“Vendors of religious articles set up booths along the sidewalks, competing for business with the thriving local trade in religious goods. The booths were filled with wax replicas of internal human organs and with models of human limbs and heads. Someone who had been healed–or hoped to be healed–by the Madonna of headaches or arthritis would carry wax models of the afflicted limbs or head, painted to make them look realistic, in the big procession. The devout could also buy little wax statues of infants. Charms to ward off the evil eye, such as little horns to wear around the neck and little red hunchbacks, were sold alongside the holy cards, statues of Jesus, Mary, and the saints, and the wax body parts.

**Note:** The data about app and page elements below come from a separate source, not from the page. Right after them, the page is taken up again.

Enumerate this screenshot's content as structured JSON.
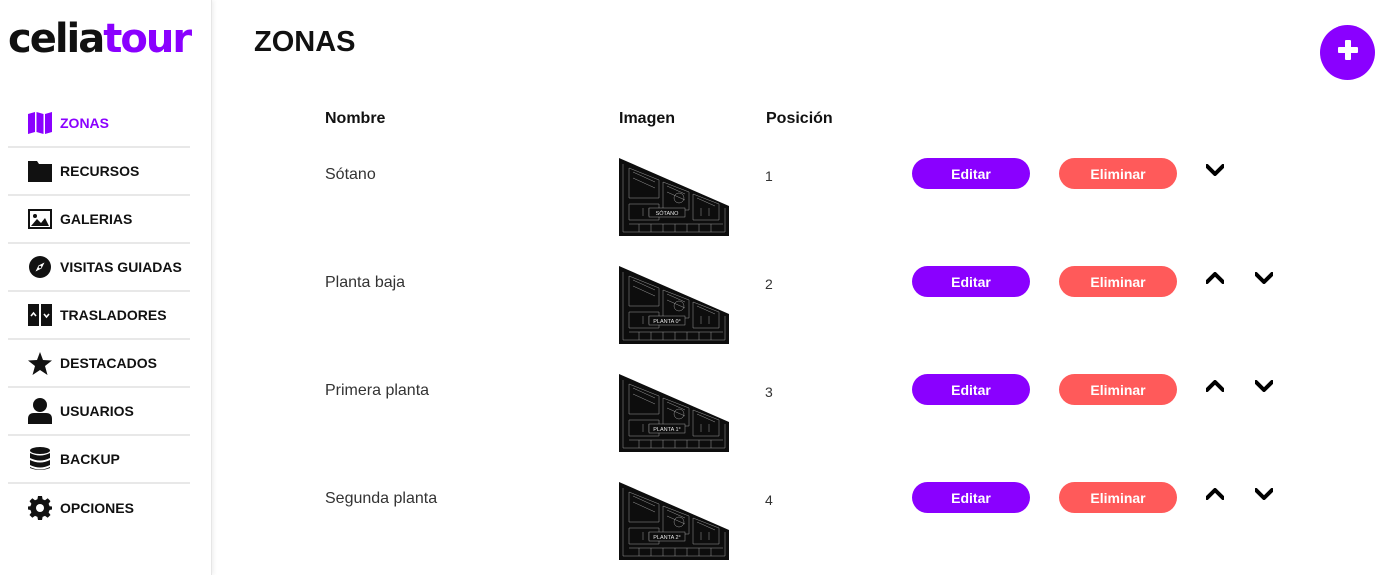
{
  "app": {
    "logo_part1": "celia",
    "logo_part2": "tour",
    "brand_color": "#8a00ff",
    "danger_color": "#ff5a5a"
  },
  "sidebar": {
    "items": [
      {
        "label": "ZONAS",
        "icon": "map-icon",
        "active": true
      },
      {
        "label": "RECURSOS",
        "icon": "folder-icon",
        "active": false
      },
      {
        "label": "GALERIAS",
        "icon": "image-icon",
        "active": false
      },
      {
        "label": "VISITAS GUIADAS",
        "icon": "compass-icon",
        "active": false
      },
      {
        "label": "TRASLADORES",
        "icon": "elevator-icon",
        "active": false
      },
      {
        "label": "DESTACADOS",
        "icon": "star-icon",
        "active": false
      },
      {
        "label": "USUARIOS",
        "icon": "user-icon",
        "active": false
      },
      {
        "label": "BACKUP",
        "icon": "database-icon",
        "active": false
      },
      {
        "label": "OPCIONES",
        "icon": "gear-icon",
        "active": false
      }
    ]
  },
  "main": {
    "title": "ZONAS",
    "add_icon": "plus-icon",
    "columns": {
      "name": "Nombre",
      "image": "Imagen",
      "position": "Posición"
    },
    "rows": [
      {
        "name": "Sótano",
        "image_label": "SÓTANO",
        "position": "1",
        "edit": "Editar",
        "delete": "Eliminar",
        "up": false,
        "down": true
      },
      {
        "name": "Planta baja",
        "image_label": "PLANTA 0°",
        "position": "2",
        "edit": "Editar",
        "delete": "Eliminar",
        "up": true,
        "down": true
      },
      {
        "name": "Primera planta",
        "image_label": "PLANTA 1°",
        "position": "3",
        "edit": "Editar",
        "delete": "Eliminar",
        "up": true,
        "down": true
      },
      {
        "name": "Segunda planta",
        "image_label": "PLANTA 2°",
        "position": "4",
        "edit": "Editar",
        "delete": "Eliminar",
        "up": true,
        "down": true
      }
    ]
  }
}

“The most sought-after items were the big and enormously heavy candles that the faithful bought, carried all through the blistering July procession, and then donated to the church. There was a wax factory at 431 East 115th Street, and candles were available at several stores on the block near the church. According to one of my informants: ‘They sold candles. They did a tremendous business in candles for years.’ In the June 1929 issue of the parish bulletin, in time for that year’s celebration, Nicola Sabatini, who owned a religious articles shop at the prime location of 410 East 115 Street, advertised: ‘The faithful who need candles of any size, votive articles of wax and silver, and other religious articles can get them here directly at reasonable prices and made to their specifications.’ The weights of the candles chosen by the people corresponded to the seriousness of the grace they were asking, and this was carefully specified in the vows made to the Madonna. A bad problem or a great hope required an especially heavy candle and weights could reach fifty or sixty pounds or more. Sometimes the candles weighed as much as the person for whom prayers and sacrifices were being offered. In 1923, for example, Giuseppe Caparo, sixty-nine years old, who had recently fallen from the fifth floor of a building without hurting himself, offered the Madonna a candle weighing as much as he did, 185 pounds. If, as often happened, the candles were too long or two heavy to be carried by one person, other family members and friends would share the burden.”
Robert Orsi, The Madonna of 115th Street: Faith and Community in Italian Harlem, 1880-1950, pp. 3-4.